++++ Supplied material

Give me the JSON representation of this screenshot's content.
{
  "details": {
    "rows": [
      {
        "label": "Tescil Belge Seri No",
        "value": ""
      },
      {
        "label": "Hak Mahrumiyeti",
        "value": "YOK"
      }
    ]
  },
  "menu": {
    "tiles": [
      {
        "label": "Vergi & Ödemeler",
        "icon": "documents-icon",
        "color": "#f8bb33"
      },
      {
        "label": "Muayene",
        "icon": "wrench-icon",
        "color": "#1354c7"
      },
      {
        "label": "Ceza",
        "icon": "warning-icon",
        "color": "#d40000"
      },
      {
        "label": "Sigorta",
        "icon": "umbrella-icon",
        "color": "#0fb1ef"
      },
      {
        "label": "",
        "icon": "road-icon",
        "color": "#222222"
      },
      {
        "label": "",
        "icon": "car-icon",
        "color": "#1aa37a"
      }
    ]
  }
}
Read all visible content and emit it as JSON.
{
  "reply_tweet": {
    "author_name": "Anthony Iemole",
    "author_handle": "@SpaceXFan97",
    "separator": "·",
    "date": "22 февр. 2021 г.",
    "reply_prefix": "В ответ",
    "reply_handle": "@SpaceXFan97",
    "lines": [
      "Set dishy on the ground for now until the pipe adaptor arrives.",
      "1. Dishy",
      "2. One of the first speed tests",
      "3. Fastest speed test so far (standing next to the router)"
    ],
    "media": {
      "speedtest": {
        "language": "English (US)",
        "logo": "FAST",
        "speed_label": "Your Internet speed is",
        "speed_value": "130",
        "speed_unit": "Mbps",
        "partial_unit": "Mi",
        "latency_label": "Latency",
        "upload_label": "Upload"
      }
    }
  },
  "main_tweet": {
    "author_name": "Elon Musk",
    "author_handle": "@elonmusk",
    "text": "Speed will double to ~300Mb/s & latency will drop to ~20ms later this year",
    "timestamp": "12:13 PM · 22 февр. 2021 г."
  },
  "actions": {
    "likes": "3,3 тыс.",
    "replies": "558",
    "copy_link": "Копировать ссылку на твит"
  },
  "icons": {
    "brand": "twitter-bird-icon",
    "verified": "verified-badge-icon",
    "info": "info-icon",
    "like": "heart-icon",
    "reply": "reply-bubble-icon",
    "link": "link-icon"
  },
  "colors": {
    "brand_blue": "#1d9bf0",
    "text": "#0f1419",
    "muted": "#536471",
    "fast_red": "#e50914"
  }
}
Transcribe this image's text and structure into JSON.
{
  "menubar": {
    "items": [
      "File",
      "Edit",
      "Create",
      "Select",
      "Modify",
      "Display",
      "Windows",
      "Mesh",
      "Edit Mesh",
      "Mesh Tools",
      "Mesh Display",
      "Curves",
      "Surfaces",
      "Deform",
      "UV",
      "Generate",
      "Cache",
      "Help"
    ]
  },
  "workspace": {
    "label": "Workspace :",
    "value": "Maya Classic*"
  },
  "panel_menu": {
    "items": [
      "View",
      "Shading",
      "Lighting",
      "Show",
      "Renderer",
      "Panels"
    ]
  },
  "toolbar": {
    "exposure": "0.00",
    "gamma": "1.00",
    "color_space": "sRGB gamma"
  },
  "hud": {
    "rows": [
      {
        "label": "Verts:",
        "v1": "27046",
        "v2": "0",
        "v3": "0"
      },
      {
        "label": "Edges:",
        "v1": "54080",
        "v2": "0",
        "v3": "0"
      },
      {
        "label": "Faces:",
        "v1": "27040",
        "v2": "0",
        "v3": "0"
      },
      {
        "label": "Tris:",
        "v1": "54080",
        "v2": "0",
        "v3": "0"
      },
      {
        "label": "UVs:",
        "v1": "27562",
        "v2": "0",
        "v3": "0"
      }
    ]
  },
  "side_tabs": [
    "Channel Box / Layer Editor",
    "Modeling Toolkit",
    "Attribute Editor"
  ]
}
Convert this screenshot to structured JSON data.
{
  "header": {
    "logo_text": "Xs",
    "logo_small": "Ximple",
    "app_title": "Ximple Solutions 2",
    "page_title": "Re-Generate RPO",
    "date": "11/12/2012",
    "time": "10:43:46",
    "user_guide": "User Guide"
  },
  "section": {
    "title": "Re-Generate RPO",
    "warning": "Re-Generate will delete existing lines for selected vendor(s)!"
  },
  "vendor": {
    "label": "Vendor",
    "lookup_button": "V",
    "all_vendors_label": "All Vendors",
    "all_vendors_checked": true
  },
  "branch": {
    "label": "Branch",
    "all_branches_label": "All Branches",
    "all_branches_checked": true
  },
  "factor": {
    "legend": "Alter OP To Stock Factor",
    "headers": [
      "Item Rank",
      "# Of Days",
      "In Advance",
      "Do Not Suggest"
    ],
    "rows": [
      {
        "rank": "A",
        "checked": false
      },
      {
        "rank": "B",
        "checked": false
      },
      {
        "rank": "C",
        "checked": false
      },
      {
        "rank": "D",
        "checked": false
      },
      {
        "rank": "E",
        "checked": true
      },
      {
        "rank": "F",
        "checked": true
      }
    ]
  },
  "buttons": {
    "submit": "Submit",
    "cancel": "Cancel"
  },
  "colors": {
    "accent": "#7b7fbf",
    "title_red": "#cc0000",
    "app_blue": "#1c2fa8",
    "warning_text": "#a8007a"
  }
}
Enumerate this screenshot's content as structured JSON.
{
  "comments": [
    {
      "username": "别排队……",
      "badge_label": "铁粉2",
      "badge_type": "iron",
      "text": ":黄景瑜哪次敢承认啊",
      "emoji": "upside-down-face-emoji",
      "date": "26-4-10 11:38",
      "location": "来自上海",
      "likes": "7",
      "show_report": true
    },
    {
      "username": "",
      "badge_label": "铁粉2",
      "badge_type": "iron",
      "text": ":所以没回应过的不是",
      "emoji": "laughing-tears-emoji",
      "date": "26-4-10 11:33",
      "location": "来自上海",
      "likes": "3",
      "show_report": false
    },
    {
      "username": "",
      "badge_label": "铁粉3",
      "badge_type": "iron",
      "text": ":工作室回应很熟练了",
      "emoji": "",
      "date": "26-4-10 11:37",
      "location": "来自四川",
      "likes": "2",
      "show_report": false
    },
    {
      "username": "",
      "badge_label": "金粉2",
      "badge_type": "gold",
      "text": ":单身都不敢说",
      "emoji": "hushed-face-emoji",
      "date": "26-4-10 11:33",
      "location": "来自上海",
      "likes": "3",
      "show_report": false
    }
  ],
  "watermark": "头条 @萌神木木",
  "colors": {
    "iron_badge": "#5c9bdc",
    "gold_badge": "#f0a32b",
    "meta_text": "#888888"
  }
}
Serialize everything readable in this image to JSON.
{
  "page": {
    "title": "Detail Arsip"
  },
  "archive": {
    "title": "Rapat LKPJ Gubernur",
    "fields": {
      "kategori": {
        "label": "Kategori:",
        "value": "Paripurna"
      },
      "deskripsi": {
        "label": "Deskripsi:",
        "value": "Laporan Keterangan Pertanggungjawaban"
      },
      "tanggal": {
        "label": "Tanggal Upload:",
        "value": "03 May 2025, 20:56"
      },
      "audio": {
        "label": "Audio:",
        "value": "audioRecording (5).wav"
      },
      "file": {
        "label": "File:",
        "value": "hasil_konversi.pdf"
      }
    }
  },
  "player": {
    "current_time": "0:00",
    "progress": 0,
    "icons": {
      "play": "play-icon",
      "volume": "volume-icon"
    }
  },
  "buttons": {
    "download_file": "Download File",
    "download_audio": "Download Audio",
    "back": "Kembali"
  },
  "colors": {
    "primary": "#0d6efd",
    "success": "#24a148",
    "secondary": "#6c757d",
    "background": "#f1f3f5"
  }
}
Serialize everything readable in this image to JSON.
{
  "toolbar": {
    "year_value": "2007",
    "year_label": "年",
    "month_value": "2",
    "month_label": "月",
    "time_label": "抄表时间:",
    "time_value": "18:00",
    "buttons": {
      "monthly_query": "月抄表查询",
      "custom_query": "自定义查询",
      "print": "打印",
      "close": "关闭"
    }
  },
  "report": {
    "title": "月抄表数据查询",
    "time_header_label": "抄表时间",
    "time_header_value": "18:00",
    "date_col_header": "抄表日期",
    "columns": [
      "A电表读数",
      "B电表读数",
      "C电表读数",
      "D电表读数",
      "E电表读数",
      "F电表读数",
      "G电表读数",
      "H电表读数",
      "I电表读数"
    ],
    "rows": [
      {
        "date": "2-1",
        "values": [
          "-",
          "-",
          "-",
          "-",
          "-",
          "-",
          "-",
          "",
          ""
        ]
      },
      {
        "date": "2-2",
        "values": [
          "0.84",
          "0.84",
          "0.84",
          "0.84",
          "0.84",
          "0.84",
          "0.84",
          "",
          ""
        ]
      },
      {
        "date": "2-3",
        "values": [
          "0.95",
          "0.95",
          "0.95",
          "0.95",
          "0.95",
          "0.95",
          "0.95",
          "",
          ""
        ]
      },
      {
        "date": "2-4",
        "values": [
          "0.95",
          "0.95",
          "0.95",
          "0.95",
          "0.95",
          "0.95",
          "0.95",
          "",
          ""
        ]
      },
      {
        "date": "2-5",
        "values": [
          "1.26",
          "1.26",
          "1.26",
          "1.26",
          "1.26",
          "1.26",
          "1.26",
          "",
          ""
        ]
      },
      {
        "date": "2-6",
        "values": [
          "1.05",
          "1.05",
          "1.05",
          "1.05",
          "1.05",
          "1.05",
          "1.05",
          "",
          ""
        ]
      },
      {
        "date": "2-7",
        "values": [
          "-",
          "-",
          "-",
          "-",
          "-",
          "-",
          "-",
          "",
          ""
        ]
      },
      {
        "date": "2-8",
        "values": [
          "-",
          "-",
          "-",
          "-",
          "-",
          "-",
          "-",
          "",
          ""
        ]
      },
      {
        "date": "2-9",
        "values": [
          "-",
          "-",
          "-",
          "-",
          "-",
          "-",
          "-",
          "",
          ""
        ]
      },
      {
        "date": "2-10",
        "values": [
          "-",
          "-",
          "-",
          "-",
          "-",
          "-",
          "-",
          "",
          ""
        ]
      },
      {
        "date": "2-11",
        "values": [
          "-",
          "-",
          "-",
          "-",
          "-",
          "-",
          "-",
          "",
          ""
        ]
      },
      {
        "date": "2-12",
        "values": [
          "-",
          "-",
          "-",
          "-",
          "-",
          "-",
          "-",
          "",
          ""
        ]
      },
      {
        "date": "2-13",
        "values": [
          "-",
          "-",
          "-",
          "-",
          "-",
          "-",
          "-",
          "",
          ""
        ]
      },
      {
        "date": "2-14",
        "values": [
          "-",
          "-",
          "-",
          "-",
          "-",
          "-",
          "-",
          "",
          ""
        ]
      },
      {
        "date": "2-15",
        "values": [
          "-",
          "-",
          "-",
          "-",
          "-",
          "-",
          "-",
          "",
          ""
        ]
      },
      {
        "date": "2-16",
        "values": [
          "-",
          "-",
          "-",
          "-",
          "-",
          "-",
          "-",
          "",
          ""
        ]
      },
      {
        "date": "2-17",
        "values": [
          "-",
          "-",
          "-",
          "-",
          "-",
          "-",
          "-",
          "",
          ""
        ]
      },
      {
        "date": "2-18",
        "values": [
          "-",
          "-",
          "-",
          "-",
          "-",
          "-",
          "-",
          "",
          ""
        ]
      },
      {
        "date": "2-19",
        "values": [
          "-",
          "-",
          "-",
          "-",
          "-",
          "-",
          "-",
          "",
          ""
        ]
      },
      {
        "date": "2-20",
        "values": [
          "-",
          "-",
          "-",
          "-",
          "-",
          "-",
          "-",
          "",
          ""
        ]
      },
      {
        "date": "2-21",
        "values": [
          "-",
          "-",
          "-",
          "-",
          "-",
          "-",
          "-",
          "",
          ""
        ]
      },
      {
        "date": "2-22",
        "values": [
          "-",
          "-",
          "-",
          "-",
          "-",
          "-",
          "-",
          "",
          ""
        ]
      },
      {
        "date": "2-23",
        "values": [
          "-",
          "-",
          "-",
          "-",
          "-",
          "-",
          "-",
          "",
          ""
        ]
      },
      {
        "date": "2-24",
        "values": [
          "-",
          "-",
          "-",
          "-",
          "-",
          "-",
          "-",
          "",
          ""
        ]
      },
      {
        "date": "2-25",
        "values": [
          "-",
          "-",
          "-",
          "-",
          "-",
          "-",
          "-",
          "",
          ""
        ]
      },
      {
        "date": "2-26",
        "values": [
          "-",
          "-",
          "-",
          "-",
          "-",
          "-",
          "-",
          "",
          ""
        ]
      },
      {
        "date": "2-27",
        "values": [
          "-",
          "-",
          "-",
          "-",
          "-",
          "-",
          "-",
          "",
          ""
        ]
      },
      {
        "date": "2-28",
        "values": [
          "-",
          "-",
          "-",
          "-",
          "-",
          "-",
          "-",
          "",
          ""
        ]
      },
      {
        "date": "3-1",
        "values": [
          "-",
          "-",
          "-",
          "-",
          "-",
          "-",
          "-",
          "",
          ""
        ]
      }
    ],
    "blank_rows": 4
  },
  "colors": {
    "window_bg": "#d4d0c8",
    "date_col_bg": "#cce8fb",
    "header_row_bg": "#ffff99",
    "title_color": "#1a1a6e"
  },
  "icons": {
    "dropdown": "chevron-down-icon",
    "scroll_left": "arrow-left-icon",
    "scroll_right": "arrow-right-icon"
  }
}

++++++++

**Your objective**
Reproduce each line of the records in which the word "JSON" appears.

**Completed task**
Give me the JSON representation of this screenshot's content.
Read all visible content and emit it as JSON.
Transcribe this image's text and structure into JSON.
Convert this screenshot to structured JSON data.
Enumerate this screenshot's content as structured JSON.
Serialize everything readable in this image to JSON.
Serialize everything readable in this image to JSON.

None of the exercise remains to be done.